However, the first eclipse of the season must arrive unusually early to allow for a third eclipse.
Seven eclipses can take place in a single year.
Eclipse 2020: Astronomers can predict an eclipse with such unerring accuracy
Eclipse 2020: For an eclipse to occur – the New Moon or Full Moon has to happen during an eclipse season
The eclipses could be due to an eclipse season beginning the previous year.
Another option is for the seventh eclipse to belong to an eclipse season ending in the following year.
It is, however, rare for seven eclipses to occur in a single year.
The last time seven eclipses arrived in a single year was 1982, while the next has been forecast to occur in 2038.
Earth is currently in the middle of an eclipse season, whose midpoint came on December 30, 2019.

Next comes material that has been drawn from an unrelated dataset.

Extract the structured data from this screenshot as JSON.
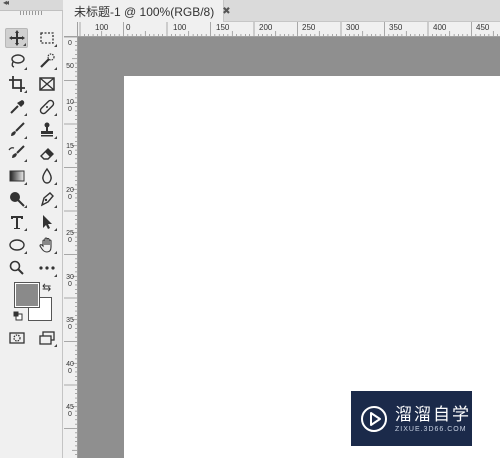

Eclipse 2020: An eclipse season takes place when the Sun is near enough to a lunar node, from Earth’s perspective
When are the next eclipses in 2020?
Second eclipse (lunar): January 10, 2020
Middle of eclipse season: June 20, 2020
First eclipse (lunar): June 5, 2020
Second eclipse (solar): June 21, 2020
Third eclipse (lunar): July 5, 2020
Middle of eclipse season: December 11, 2020
First eclipse (lunar): November 30, 2020
Second eclipse (solar): December 14, 2020